It won't include every detail, but it will list each court appearance, what the appearance was for, what happened, and who was present at the appearance. It will also list all charges and convictions, pleas, and when your plea was terminated. If you want to get more detailed information, you will need to pay for a transcription of the court appearance.
Proposed Changes To The Sex Offender Registry In California In 2021
The proposed changes to the sex offender registry in California are still up in the air. Still, I can say that in my 25 years of practicing criminal defense, I haven't seen many laws that have been beneficial to individuals who are charged and convicted of sex crimes.
The most recent law that passed was the three-tier system for registration purposes, and this is one of the few laws that benefit sex offenders because it allows some people not to register for life. Believe it or not, this law was championed by the Los Angeles County District Attorney's Office primarily because registration was confusing and unfair.
If you have been convicted of a sex crime, you need to determine whether or not you need to register as a sex offender. You want to figure out precisely what crimes the prosecutor is trying to get you to plead to and do your research on that particular penal code section so that you are in a position to know all the ramifications related to that specific charge. If you end up pleading no contest to a particular sex offense, you will learn all the consequences of that charge, and you won't have any issues moving forward.
What Happens If A Convicted Sex Offender Does Not Register?
The police, prosecutors, and judges take sex offender registration very seriously. Failing to register is a violation of Penal Code Section 290. A person who could not write would be looking at being arrested and serving time in prison.
The police have an automatic trigger set up, so if you don't register when you're supposed to, they will find out about it. They will put you on a list and put a warrant out for your arrest. They'll start searching for you, starting at the address you were supposed to register.
They'll also look at your driver's license and see where you have lived before. They'll see where your family is. They've got ways to find you, and when they do, they're going to arrest you. Not registering is a severe violation and is typically filed as a felony.
If your original offense were a strike, you'd see your sentence being doubled. If you fail to register on time, you'll want to get in and write as soon as you can. You also want to have an attorney guide you through the process so that if you have failed to register, you can try to do some damage control. If you are arrested and sent to court, your attorney can represent that you just made a mistake, explaining to the prosecutor and getting some leniency for you.
Often, people don't pay attention when they go to the police station. They don't take a copy of the documents. They forget about what their responsibilities are, and they make a mistake. If you're on felony probation, you have registration requirements in California.

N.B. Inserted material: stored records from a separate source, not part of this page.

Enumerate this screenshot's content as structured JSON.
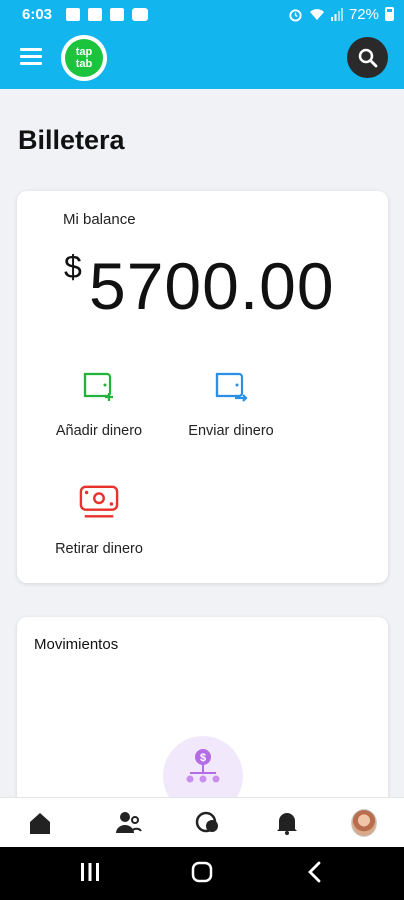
{
  "status_bar": {
    "time": "6:03",
    "battery": "72%"
  },
  "app_bar": {
    "logo_text_top": "tap",
    "logo_text_bottom": "tab"
  },
  "page": {
    "title": "Billetera"
  },
  "balance": {
    "label": "Mi balance",
    "currency": "$",
    "amount": "5700.00"
  },
  "actions": [
    {
      "label": "Añadir dinero",
      "icon": "wallet-add-icon",
      "color": "#22b33a"
    },
    {
      "label": "Enviar dinero",
      "icon": "wallet-send-icon",
      "color": "#2a8fe6"
    },
    {
      "label": "Retirar dinero",
      "icon": "cash-withdraw-icon",
      "color": "#e8312a"
    }
  ],
  "movements": {
    "title": "Movimientos"
  },
  "bottom_nav": [
    {
      "icon": "home-icon"
    },
    {
      "icon": "friends-icon"
    },
    {
      "icon": "chat-icon"
    },
    {
      "icon": "bell-icon"
    },
    {
      "icon": "avatar"
    }
  ],
  "colors": {
    "primary": "#12b5ee",
    "background": "#f1f2f6"
  }
}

Know your requirements, know the terms of your probation, and see the contract you sign when you go into the police station and register. Stay in contact with your attorney and with your probation officer. Please don't put yourself in the wrong position related to failing to register.
July 2015 – Van Nuys Court – Successful Case Result

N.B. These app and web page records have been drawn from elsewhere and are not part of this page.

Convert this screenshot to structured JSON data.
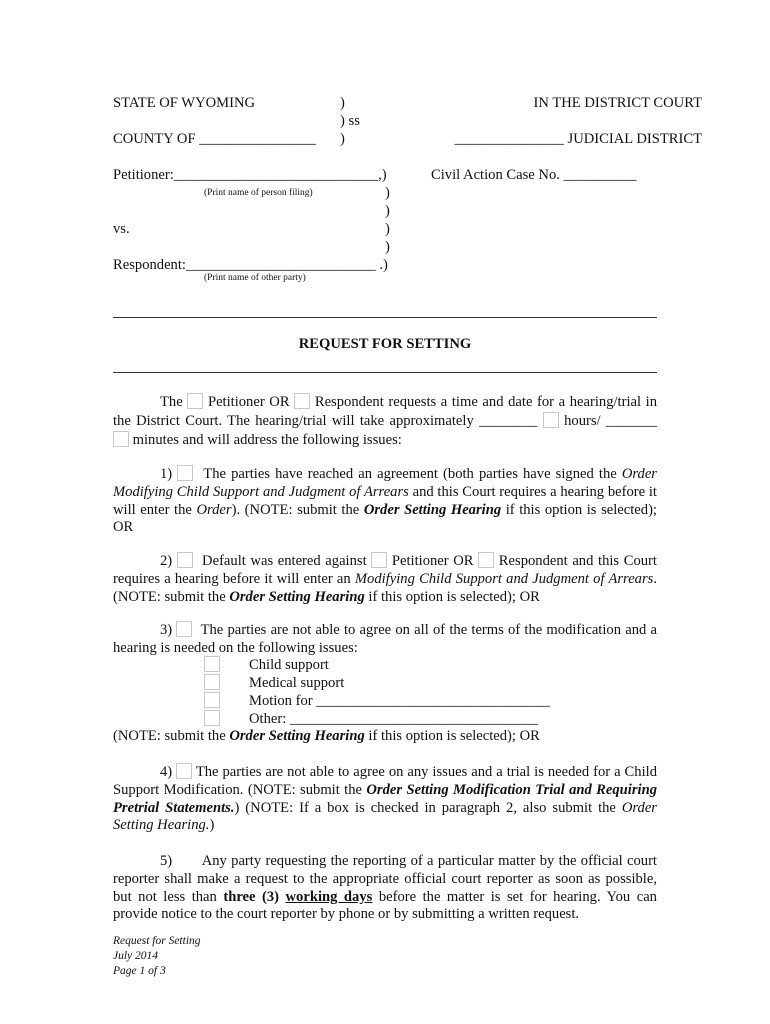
{
  "caption": {
    "state": "STATE OF WYOMING",
    "paren": ")",
    "paren_ss": ") ss",
    "court": "IN THE DISTRICT COURT",
    "county": "COUNTY OF ________________",
    "district": "_______________ JUDICIAL DISTRICT",
    "petitioner": "Petitioner:____________________________,)",
    "petitioner_hint": "(Print name of person filing)",
    "case_no": "Civil Action Case No. __________",
    "vs": "vs.",
    "respondent": "Respondent:__________________________ .)",
    "respondent_hint": "(Print name of other party)"
  },
  "title": "REQUEST FOR SETTING",
  "intro": {
    "t1": "The",
    "t2": "Petitioner OR",
    "t3": "Respondent requests a time and date for a hearing/trial in the District Court. The hearing/trial will take approximately ________",
    "t4": "hours/ _______",
    "t5": "minutes and will address the following issues:"
  },
  "item1": {
    "num": "1)",
    "a": "The parties have reached an agreement (both parties have signed the ",
    "b": "Order Modifying Child Support and Judgment of Arrears",
    "c": " and this Court requires a hearing before it will enter the ",
    "d": "Order",
    "e": "). (NOTE:  submit the ",
    "f": "Order Setting Hearing",
    "g": " if this option is selected); OR"
  },
  "item2": {
    "num": "2)",
    "a": "Default was entered against",
    "b": "Petitioner OR",
    "c": "Respondent and this Court requires a hearing before it will enter an ",
    "d": "Modifying Child Support and Judgment of Arrears",
    "e": ".   (NOTE: submit the ",
    "f": "Order Setting Hearing",
    "g": " if this option is selected); OR"
  },
  "item3": {
    "num": "3)",
    "a": "The parties are not able to agree on all of the terms of the modification and a hearing is needed on the following issues:",
    "issues": [
      "Child support",
      "Medical support",
      "Motion for ________________________________",
      "Other: __________________________________"
    ],
    "note_a": "(NOTE:  submit the ",
    "note_b": "Order Setting Hearing",
    "note_c": " if this option is selected); OR"
  },
  "item4": {
    "num": "4)",
    "a": "The parties are not able to agree on any issues and a trial is needed for a Child Support Modification. (NOTE: submit the ",
    "b": "Order Setting Modification Trial and Requiring Pretrial Statements.",
    "c": ") (NOTE:  If a box is checked in paragraph 2, also submit the ",
    "d": "Order Setting Hearing.",
    "e": ")"
  },
  "item5": {
    "num": "5)",
    "a": "Any party requesting the reporting of a particular matter by the official court reporter shall make a request to the appropriate official court reporter as soon as possible, but not less than ",
    "b": "three (3) ",
    "c": "working days",
    "d": " before the matter is set for hearing. You can provide notice to the court reporter by phone or by submitting a written request."
  },
  "footer": {
    "line1": "Request for Setting",
    "line2": "July 2014",
    "line3": "Page 1 of 3"
  }
}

My client was charged with failure to register a sex offender under California Penal Code 290 Registration. He had a sexually related conviction and was written for many years. He decided to move to another state and did not notify the local police department, resulting in a warrant for his arrest. He was arrested in Idaho and extradited to Los Angeles, where he was facing a strike allegation for a prior sex crime. Prosecutor was seeking a minimum offer of 32 months in state prison. I negotiated a deal where the DA struck the strike with no jail time. My client was permitted to travel back to Idaho, where he was placed on non-reporting probation in Los Angeles.